[Records contained in a dataset]
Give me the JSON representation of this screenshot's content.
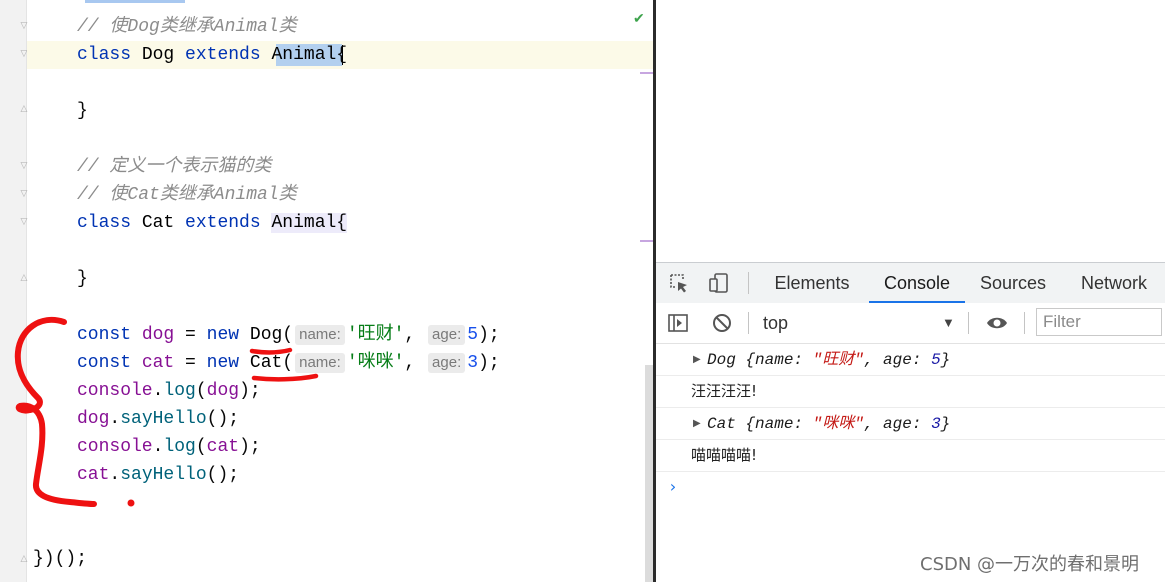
{
  "editor": {
    "lines": {
      "comment_dog": "// 使Dog类继承Animal类",
      "kw_class": "class",
      "kw_extends": "extends",
      "cls_dog": "Dog",
      "cls_cat": "Cat",
      "cls_animal": "Animal",
      "brace_open": "{",
      "brace_close": "}",
      "comment_cat_def": "// 定义一个表示猫的类",
      "comment_cat_extends": "// 使Cat类继承Animal类",
      "kw_const": "const",
      "kw_new": "new",
      "var_dog": "dog",
      "var_cat": "cat",
      "eq": "=",
      "paren_open": "(",
      "hint_name": "name:",
      "hint_age": "age:",
      "str_dog": "'旺财'",
      "str_cat": "'咪咪'",
      "comma": ",",
      "num_dog": "5",
      "num_cat": "3",
      "call_end": ");",
      "console": "console",
      "dot": ".",
      "log": "log",
      "say_hello": "sayHello",
      "empty_call": "();",
      "iife_end": "})();"
    }
  },
  "devtools": {
    "tabs": [
      "Elements",
      "Console",
      "Sources",
      "Network"
    ],
    "active_tab": "Console",
    "context": "top",
    "filter_placeholder": "Filter",
    "console": {
      "dog_obj": {
        "cls": "Dog",
        "open": " {",
        "name_key": "name: ",
        "name_val": "\"旺财\"",
        "sep": ", ",
        "age_key": "age: ",
        "age_val": "5",
        "close": "}"
      },
      "dog_msg": "汪汪汪汪!",
      "cat_obj": {
        "cls": "Cat",
        "open": " {",
        "name_key": "name: ",
        "name_val": "\"咪咪\"",
        "sep": ", ",
        "age_key": "age: ",
        "age_val": "3",
        "close": "}"
      },
      "cat_msg": "喵喵喵喵!",
      "prompt": "›"
    }
  },
  "watermark": "CSDN @一万次的春和景明",
  "colors": {
    "keyword": "#0033b3",
    "comment": "#8c8c8c",
    "string": "#067d17",
    "number": "#1750eb",
    "annotation": "#ee1111",
    "tab_accent": "#1a73e8"
  }
}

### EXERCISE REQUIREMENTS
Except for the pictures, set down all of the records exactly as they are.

### EXERCISE RESPONSE
Give me the JSON representation of this screenshot's content.
{
  "editor": {
    "lines": {
      "comment_dog": "// 使Dog类继承Animal类",
      "kw_class": "class",
      "kw_extends": "extends",
      "cls_dog": "Dog",
      "cls_cat": "Cat",
      "cls_animal": "Animal",
      "brace_open": "{",
      "brace_close": "}",
      "comment_cat_def": "// 定义一个表示猫的类",
      "comment_cat_extends": "// 使Cat类继承Animal类",
      "kw_const": "const",
      "kw_new": "new",
      "var_dog": "dog",
      "var_cat": "cat",
      "eq": "=",
      "paren_open": "(",
      "hint_name": "name:",
      "hint_age": "age:",
      "str_dog": "'旺财'",
      "str_cat": "'咪咪'",
      "comma": ",",
      "num_dog": "5",
      "num_cat": "3",
      "call_end": ");",
      "console": "console",
      "dot": ".",
      "log": "log",
      "say_hello": "sayHello",
      "empty_call": "();",
      "iife_end": "})();"
    }
  },
  "devtools": {
    "tabs": [
      "Elements",
      "Console",
      "Sources",
      "Network"
    ],
    "active_tab": "Console",
    "context": "top",
    "filter_placeholder": "Filter",
    "console": {
      "dog_obj": {
        "cls": "Dog",
        "open": " {",
        "name_key": "name: ",
        "name_val": "\"旺财\"",
        "sep": ", ",
        "age_key": "age: ",
        "age_val": "5",
        "close": "}"
      },
      "dog_msg": "汪汪汪汪!",
      "cat_obj": {
        "cls": "Cat",
        "open": " {",
        "name_key": "name: ",
        "name_val": "\"咪咪\"",
        "sep": ", ",
        "age_key": "age: ",
        "age_val": "3",
        "close": "}"
      },
      "cat_msg": "喵喵喵喵!",
      "prompt": "›"
    }
  },
  "watermark": "CSDN @一万次的春和景明",
  "colors": {
    "keyword": "#0033b3",
    "comment": "#8c8c8c",
    "string": "#067d17",
    "number": "#1750eb",
    "annotation": "#ee1111",
    "tab_accent": "#1a73e8"
  }
}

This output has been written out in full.